This article was featured in the Control, Drives & Automation magazine November issue.
Recent figures from the IFR world robotics report 2012 shows Britain significantly lagging behind not just other European countries, but also growing economies, in terms of robot density per 10,000 employees. Furthermore, recent reports from the British Automation and Robot Association (BARA) show adoption levels of robots to be centred heavily in the automotive sector leaving food, drink, plastics and pharmaceutical lagging behind. So why should this be? Is it a lack of understanding of the technology or the potential gains to be derived, a fear to invest in capital equipment, or a mixture of them all? A properly researched and engineered solution can bring significant benefits to the user in terms of performance, quality, efficiency, safety and flexibility.
Let’s take a look at the technology available today for pick and place using a Delta or parallel style robot system as the example. A basic robot cell will need to incorporate the robot itself, a controller, safety, vision, and potentially some other associated I/O and additional axes of motion, for example, infeed and outfeed conveyors etc. If a machine builder has to take them from various vendors, using numerous and separately developed technologies and communication protocols, a user could potentially see a lot of risk in this scenario. But with the Omron Sysmac platform, all key components required to create a successful robotic pick and place application including logic, motion, robotics and vision, plus safety and I/O, reside on one integrated platform.
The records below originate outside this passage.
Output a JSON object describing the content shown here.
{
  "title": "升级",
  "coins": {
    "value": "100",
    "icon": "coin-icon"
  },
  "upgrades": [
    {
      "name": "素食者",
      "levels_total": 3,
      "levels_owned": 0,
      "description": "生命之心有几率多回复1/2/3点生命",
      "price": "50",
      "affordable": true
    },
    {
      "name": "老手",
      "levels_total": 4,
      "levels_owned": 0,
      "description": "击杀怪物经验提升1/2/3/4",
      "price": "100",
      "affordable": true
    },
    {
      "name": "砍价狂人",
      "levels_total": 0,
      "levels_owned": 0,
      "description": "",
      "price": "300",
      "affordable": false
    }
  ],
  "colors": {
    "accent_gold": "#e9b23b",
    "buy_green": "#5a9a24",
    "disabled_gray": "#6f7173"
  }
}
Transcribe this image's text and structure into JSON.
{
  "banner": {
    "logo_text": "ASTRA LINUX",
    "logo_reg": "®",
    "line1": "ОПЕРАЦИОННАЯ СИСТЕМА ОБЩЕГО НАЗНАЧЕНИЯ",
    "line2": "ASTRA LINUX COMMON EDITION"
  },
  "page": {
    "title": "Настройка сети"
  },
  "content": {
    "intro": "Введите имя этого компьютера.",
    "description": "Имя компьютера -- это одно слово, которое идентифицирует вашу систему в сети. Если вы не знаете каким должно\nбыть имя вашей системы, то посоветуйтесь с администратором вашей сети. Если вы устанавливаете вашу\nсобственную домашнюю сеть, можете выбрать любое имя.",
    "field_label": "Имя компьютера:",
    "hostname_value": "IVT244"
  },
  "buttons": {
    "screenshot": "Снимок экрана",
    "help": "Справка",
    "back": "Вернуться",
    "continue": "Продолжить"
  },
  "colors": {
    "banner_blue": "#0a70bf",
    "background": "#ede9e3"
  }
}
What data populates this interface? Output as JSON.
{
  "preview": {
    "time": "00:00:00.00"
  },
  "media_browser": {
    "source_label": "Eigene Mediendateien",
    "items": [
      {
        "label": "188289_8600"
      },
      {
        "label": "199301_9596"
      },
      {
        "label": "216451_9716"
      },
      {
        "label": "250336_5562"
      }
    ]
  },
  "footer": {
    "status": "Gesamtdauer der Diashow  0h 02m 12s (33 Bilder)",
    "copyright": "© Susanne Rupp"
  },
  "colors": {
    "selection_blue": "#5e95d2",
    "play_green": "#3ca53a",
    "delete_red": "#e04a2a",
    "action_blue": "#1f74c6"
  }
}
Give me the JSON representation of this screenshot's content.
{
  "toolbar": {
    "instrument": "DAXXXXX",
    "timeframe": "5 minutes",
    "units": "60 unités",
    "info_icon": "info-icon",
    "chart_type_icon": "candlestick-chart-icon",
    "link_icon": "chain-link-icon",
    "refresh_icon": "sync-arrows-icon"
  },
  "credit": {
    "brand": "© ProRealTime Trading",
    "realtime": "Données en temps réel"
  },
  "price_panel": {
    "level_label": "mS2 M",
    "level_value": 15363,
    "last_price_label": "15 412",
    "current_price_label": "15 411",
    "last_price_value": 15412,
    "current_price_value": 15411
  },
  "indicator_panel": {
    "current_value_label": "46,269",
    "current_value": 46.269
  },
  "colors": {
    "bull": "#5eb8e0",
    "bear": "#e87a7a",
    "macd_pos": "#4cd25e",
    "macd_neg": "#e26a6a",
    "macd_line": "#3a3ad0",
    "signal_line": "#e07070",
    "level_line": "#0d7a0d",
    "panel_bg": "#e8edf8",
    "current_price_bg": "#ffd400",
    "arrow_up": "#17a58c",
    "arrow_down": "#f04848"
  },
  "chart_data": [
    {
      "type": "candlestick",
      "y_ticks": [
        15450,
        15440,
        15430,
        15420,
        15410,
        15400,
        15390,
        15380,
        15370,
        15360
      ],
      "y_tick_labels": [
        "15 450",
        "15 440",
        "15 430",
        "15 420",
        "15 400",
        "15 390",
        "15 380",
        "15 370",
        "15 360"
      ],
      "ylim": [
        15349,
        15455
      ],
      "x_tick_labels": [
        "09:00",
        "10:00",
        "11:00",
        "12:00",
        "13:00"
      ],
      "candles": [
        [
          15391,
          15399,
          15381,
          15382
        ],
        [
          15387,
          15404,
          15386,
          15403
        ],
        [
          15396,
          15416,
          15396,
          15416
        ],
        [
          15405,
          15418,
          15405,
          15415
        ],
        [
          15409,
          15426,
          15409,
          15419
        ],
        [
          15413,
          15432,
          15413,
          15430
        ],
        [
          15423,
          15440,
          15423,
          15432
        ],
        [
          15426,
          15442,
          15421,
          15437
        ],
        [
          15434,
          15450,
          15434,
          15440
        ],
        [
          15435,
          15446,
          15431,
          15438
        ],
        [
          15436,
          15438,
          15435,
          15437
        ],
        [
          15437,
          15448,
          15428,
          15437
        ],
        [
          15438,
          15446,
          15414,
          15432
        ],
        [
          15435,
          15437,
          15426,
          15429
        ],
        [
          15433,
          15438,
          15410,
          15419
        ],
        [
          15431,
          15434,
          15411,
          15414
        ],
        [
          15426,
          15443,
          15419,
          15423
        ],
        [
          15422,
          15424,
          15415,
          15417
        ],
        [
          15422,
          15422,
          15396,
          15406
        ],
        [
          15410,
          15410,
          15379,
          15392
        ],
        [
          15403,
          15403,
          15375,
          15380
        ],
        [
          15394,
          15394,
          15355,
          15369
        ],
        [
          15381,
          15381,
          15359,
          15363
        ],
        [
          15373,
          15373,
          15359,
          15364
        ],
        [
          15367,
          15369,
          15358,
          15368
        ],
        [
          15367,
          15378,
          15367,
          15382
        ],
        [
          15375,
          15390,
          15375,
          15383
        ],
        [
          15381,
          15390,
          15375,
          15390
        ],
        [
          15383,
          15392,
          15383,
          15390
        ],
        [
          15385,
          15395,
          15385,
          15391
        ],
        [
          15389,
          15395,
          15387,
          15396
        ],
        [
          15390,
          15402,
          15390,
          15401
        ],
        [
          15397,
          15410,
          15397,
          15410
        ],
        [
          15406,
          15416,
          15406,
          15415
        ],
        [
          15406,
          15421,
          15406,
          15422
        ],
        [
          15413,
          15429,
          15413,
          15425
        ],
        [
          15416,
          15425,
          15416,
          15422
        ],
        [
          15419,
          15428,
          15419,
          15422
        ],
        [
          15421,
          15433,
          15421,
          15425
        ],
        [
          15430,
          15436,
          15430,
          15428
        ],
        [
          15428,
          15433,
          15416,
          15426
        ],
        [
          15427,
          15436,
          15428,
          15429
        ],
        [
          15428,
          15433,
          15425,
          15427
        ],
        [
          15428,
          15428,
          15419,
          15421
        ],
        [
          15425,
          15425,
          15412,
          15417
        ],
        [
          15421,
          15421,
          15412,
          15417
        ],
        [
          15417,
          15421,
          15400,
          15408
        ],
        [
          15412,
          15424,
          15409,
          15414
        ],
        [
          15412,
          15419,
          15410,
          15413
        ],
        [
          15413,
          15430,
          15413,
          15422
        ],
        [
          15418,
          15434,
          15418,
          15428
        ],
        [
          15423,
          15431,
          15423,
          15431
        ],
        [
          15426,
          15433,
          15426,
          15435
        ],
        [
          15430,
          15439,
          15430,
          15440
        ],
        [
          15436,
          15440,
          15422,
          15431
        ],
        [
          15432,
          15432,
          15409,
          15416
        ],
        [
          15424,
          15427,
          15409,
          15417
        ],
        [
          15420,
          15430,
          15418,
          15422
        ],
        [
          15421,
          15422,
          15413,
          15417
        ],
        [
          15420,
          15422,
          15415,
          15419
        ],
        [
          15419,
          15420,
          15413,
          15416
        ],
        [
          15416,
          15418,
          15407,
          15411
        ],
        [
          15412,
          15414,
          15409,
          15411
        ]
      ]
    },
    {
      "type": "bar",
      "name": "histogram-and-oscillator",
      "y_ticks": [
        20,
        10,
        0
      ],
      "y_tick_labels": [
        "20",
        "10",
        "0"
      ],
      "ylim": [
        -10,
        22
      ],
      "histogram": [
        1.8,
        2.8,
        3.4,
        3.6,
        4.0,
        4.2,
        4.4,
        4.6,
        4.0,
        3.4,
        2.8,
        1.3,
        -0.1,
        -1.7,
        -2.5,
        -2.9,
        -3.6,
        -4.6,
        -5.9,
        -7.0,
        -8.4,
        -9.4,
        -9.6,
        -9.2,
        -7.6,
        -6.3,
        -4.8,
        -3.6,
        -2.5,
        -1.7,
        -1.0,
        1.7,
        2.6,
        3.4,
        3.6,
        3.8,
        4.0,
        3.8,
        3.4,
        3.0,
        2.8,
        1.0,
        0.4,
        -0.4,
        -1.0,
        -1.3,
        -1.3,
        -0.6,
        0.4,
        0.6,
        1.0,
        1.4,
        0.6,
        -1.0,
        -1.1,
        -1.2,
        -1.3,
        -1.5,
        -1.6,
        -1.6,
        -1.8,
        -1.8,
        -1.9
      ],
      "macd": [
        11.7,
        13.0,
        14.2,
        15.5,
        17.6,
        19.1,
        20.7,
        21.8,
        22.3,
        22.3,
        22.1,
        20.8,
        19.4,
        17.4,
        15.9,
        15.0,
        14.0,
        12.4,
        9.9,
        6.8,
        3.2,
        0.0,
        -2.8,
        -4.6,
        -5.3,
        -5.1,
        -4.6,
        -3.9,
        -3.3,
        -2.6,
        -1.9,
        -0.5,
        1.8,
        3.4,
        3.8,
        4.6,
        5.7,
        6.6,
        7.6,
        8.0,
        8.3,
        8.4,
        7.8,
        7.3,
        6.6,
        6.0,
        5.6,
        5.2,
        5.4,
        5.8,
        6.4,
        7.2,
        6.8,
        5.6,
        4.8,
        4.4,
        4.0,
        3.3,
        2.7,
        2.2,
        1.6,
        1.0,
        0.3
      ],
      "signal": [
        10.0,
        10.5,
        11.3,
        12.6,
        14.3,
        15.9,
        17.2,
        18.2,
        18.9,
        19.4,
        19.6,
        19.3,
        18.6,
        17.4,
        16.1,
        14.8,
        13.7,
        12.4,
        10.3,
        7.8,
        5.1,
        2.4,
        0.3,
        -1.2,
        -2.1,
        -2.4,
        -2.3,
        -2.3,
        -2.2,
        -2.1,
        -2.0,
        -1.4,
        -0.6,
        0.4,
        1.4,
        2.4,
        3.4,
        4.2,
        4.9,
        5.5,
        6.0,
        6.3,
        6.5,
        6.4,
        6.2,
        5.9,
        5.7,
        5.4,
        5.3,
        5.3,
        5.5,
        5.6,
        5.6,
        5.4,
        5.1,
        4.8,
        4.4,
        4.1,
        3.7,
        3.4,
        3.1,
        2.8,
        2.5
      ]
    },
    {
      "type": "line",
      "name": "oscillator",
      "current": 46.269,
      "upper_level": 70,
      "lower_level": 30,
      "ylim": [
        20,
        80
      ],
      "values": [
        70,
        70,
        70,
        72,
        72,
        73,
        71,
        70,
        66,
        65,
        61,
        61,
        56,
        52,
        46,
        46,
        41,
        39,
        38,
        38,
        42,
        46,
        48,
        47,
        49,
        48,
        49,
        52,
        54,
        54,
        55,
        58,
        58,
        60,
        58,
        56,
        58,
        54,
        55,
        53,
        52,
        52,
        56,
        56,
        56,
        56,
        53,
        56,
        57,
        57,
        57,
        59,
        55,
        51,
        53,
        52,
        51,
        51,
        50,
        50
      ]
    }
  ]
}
Sysmac uses two distinct networks in every controller. First, EtherNet/IP, designed for transmitting larger amounts of data between controllers and to enterprise systems, as well as a link to local HMI stations. Secondly, every Sysmac controller also has an EtherCAT port as standard, and this is used as the machine network because of its fast and deterministic technology, which is ideal for motion and robotic applications. The Sysmac controller range includes numerous models to allow the user to choose the most suitable product – the largest controlling up to 64 axes of servo, as well as the aforementioned I/O, inverters, vision and servo.
Vision in Pick & Place applications
A crucial aspect of any pick and place application is the vision system used. Omron can help in specifying various vision solutions, dependent on user requirements. For a system that is required to simply identify the position of a part to be picked on a conveyor, the FQM vision sensor is ideal, as it not only sits directly on the EtherCAT network, but also has a direct input from the conveyor encoder to deliver a truly integrated solution. If a more advanced vision system is required, the FH high speed, precise and easy to use vision system is capable of controlling multiple camera inputs – all of which are integrated on the EtherCAT network.
Multiple Delta robots
As productivity improvements continually challenge us all, machine designers often need to integrate more than one robot into a project. An advantage with Sysmac is that it can handle multiple Delta robots easily, incorporating up-to eight systems on a single controller. And depending upon the model used, throughputs in excess of 150 picks per minute can be achieved per robot.
Furthermore, as well as an integrated hardware platform, Omron’s Sysmac Studio software offers the user a single programming environment, integrated configuration, programming, monitoring and simulation of all project tasks, all of which dramatically reduces time and user risk.